Dear Family, Friends, and Community,
Please understand that we may not participate in the festivities of the holidays as you see appropriate. While you are out shopping, attending parties and special events, caroling, ect., we will be at home. We will be keeping our outings to a minimum. We will not be discussing stories of Santa coming down a chimney, and we will not be out shopping with the masses. We will probably not attend the parties we are invited to, and our home will not be elaborately decorated. We may or may not show up at family gatherings, and we may choose to just quietly accept gifts that are given without opening them in front of you.
No, we are not mad at anyone. We are not having family problems or trying make a statement on the commercialism of Christmas. We are not ignoring the holidays. As a matter of fact, Christmas is one of our favorite times of the year. We are not against Santa or gift giving. We are not anti social or trying to hurt anyone’s feelings. We do however, have a child with autism.
To a child with autism, the holidays can easily become a nightmare. We want our child to know how special this time of year is and be able to enjoy it in a way that suits him best. The lights, the sounds, the changes, the crowds, it can be overly stimulating to a child like him, whose sensory system is already out of control. He doesn’t understand stories of a stranger coming into our home bringing gifts. He doesn’t function well with a lot of changes. What most of you may take for granted is not easy for him.
We will indeed be celebrating. It may be simple and quiet, but it will be just as important to us as it is to you. Stories of Santa will be replaced with stories of the birth of a very special baby. Gifts will be exchanged quietly and may not all be opened at once. That will be ok with us. We will focus on family and the significance of the holiday.

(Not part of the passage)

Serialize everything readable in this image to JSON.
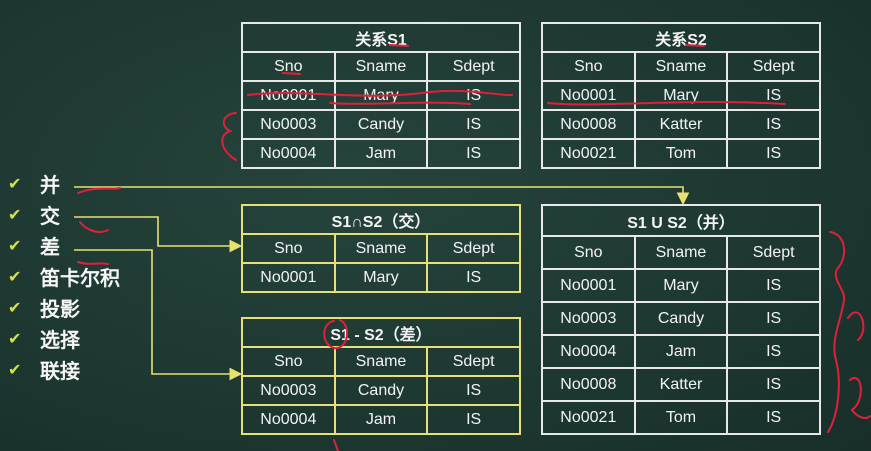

So please be understanding. We love your invites…. Don’t stop including us. Just understand if we need to say no. Let us know that you want us there, but tell us you are ok if we aren’t. You may not always understand the choices we make, but assume there is a reason and know that we are doing what is best for our son. We want to see all of you, but we may need to see you in smaller, more casual groupings.
Please understand that families like ours may need to do things a little different. That does not make it better or worse, just different. As you go about your festivities, don’t judge that child screaming at the store or crying at the special church service. Don’t assume they are misbehaving, instead respond with compassion. This holiday season, if you take the time to truly reach out to a child with autism, you might find the biggest blessing of all. Happy Thanksgiving and Merry Christmas to you and yours.